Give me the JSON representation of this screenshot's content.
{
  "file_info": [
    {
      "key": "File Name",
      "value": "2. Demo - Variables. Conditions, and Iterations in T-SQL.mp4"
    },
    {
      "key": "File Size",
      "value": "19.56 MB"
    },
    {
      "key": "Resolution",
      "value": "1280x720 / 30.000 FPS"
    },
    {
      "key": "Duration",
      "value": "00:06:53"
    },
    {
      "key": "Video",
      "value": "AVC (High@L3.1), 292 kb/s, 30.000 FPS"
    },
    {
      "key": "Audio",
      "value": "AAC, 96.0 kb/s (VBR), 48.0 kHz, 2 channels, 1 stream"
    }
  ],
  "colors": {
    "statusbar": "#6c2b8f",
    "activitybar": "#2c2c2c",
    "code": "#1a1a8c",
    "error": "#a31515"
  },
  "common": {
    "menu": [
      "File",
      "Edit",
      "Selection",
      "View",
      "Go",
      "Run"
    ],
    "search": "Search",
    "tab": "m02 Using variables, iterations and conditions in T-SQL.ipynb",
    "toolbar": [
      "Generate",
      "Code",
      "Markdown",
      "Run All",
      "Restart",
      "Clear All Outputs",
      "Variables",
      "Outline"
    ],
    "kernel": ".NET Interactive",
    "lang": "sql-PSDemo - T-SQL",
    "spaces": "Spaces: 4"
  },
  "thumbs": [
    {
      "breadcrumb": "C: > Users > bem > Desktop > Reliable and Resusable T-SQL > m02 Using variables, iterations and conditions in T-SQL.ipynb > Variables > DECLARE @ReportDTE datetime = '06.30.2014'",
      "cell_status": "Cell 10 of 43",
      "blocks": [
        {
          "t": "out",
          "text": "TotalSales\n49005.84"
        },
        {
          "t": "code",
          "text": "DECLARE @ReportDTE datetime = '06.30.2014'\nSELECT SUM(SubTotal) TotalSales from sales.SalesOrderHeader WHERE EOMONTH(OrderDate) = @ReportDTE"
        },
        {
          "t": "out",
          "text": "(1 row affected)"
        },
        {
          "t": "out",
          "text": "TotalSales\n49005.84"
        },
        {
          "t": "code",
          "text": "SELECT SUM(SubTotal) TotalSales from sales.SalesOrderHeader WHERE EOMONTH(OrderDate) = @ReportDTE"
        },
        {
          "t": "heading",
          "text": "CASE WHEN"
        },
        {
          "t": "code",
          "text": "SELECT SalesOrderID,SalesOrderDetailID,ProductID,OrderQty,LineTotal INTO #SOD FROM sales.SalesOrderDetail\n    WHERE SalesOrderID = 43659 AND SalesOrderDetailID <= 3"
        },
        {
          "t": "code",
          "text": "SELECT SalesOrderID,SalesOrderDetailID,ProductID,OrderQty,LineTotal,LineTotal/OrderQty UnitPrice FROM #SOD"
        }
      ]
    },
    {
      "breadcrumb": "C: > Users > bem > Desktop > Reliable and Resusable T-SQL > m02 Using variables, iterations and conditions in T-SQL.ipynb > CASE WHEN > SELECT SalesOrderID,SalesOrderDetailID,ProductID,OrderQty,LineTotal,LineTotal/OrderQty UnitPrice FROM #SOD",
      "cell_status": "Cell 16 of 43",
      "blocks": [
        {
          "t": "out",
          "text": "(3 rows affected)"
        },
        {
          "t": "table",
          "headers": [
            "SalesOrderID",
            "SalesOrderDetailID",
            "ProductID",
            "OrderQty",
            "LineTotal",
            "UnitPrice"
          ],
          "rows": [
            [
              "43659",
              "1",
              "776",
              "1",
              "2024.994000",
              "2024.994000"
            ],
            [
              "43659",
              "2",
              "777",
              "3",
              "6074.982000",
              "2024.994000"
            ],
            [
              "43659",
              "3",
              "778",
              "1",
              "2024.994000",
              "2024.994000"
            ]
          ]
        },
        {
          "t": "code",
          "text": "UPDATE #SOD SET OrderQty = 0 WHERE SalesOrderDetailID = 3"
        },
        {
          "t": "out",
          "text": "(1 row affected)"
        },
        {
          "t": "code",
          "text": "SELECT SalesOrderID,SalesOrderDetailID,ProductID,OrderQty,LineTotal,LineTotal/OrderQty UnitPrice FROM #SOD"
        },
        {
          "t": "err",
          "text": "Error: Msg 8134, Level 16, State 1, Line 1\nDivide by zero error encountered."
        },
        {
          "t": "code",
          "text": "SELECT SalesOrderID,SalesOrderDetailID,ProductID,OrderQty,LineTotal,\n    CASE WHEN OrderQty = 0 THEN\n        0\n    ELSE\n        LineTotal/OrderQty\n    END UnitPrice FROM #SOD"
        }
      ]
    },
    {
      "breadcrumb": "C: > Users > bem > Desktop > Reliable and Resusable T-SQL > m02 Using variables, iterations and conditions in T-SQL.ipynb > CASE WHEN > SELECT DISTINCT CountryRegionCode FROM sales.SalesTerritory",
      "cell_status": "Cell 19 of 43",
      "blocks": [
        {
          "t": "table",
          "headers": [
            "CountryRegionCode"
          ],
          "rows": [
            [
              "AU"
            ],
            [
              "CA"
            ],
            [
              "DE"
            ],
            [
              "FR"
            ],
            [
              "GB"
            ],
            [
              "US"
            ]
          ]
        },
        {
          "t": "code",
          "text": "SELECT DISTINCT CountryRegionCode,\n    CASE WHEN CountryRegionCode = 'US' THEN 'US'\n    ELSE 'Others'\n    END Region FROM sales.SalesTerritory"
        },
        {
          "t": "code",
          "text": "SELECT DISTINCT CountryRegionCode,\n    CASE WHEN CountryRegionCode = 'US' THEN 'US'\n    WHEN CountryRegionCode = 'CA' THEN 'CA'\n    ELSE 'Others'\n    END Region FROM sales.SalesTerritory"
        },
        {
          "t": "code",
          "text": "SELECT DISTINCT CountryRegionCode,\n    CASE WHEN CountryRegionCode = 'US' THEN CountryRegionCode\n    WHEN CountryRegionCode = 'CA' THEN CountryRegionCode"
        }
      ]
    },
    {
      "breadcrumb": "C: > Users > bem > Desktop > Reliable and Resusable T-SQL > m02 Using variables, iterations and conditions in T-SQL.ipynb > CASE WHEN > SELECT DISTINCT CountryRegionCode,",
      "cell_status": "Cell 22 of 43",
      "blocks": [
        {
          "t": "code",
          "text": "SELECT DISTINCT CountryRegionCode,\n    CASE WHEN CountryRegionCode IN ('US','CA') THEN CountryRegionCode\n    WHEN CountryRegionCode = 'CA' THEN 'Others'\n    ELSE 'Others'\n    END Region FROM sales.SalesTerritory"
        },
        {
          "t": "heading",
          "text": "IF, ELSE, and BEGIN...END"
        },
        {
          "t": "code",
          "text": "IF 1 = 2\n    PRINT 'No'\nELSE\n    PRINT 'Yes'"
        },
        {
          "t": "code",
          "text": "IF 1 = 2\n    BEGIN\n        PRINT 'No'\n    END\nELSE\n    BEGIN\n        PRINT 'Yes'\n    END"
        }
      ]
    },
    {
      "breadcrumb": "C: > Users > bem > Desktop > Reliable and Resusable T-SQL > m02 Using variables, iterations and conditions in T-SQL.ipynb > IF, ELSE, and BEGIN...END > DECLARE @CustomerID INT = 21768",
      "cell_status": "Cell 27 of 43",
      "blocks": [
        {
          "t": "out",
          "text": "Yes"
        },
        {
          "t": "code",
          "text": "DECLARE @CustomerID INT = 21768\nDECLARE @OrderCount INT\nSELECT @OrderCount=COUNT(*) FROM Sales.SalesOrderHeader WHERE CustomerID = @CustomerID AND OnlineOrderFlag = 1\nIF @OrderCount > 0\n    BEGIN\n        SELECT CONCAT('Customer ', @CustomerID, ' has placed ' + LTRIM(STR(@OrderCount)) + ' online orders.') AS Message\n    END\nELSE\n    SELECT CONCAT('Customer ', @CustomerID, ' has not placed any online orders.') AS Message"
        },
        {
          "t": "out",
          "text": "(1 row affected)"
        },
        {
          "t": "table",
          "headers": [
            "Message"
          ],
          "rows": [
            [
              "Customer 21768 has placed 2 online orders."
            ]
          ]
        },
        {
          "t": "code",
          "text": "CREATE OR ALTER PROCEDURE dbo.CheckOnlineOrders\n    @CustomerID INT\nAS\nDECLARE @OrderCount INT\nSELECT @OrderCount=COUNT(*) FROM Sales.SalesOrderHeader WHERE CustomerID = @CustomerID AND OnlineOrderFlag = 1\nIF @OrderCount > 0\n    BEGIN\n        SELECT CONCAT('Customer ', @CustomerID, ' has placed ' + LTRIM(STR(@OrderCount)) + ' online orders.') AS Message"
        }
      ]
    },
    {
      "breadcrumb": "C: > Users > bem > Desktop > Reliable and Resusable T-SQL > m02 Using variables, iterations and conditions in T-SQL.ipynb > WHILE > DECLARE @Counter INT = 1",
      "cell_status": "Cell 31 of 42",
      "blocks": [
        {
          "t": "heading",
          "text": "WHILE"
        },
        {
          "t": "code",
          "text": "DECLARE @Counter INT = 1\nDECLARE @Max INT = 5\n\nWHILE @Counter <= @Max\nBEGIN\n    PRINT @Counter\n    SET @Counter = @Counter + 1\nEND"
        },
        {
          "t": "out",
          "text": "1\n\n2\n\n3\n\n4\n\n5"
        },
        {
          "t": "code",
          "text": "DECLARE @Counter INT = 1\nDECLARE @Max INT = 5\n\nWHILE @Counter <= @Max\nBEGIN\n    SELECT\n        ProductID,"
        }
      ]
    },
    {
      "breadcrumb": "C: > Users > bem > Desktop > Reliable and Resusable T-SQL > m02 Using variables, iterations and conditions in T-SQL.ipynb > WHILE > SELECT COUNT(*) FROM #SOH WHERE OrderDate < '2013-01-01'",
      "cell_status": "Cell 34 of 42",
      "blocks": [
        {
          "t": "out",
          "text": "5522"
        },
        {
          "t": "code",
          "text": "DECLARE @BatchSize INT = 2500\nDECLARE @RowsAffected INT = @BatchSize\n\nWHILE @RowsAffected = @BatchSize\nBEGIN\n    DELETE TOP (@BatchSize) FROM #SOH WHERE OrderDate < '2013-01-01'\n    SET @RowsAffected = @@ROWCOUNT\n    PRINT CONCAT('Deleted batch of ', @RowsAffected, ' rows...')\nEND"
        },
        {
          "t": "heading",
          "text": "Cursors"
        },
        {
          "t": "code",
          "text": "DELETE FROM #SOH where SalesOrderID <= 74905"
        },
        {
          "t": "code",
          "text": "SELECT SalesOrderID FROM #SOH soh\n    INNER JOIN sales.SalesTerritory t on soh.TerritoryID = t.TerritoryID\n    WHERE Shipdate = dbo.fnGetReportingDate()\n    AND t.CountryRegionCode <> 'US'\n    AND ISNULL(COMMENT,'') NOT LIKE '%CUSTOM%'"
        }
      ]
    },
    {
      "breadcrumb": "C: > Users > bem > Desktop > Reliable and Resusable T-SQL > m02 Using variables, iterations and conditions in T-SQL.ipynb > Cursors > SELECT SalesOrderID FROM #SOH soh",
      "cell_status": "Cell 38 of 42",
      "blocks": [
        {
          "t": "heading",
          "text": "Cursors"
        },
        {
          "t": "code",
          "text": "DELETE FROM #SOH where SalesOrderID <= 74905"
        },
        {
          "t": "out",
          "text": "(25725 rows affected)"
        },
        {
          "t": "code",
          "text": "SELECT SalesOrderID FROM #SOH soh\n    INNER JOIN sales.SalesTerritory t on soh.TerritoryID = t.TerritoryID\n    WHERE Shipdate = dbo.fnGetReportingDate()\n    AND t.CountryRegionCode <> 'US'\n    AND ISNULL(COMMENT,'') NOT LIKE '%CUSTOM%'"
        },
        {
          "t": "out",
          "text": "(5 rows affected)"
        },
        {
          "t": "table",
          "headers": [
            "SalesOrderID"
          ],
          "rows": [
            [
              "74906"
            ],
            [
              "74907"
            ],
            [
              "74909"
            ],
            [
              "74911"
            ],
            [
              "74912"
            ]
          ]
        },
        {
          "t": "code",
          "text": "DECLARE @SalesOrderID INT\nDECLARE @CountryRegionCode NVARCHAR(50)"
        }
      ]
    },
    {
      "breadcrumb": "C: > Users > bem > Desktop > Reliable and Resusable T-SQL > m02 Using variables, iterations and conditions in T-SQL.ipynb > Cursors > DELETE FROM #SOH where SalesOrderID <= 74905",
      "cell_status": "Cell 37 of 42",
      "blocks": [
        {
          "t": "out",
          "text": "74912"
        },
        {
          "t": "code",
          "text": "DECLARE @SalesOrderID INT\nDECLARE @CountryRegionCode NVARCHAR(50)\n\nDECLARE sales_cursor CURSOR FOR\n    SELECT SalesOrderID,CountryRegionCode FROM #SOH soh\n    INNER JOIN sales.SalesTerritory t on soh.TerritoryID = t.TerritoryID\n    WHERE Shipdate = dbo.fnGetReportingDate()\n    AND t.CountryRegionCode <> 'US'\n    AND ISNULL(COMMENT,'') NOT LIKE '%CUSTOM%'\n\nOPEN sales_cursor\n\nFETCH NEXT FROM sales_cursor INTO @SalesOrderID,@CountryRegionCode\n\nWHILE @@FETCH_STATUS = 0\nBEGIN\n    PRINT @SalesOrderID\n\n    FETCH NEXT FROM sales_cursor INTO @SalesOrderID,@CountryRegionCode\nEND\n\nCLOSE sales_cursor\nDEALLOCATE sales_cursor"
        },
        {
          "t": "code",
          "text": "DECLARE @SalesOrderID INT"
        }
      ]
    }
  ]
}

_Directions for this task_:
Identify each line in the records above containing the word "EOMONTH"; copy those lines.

_Problem solution_:
          "text": "DECLARE @ReportDTE datetime = '06.30.2014'\nSELECT SUM(SubTotal) TotalSales from sales.SalesOrderHeader WHERE EOMONTH(OrderDate) = @ReportDTE"
          "text": "SELECT SUM(SubTotal) TotalSales from sales.SalesOrderHeader WHERE EOMONTH(OrderDate) = @ReportDTE"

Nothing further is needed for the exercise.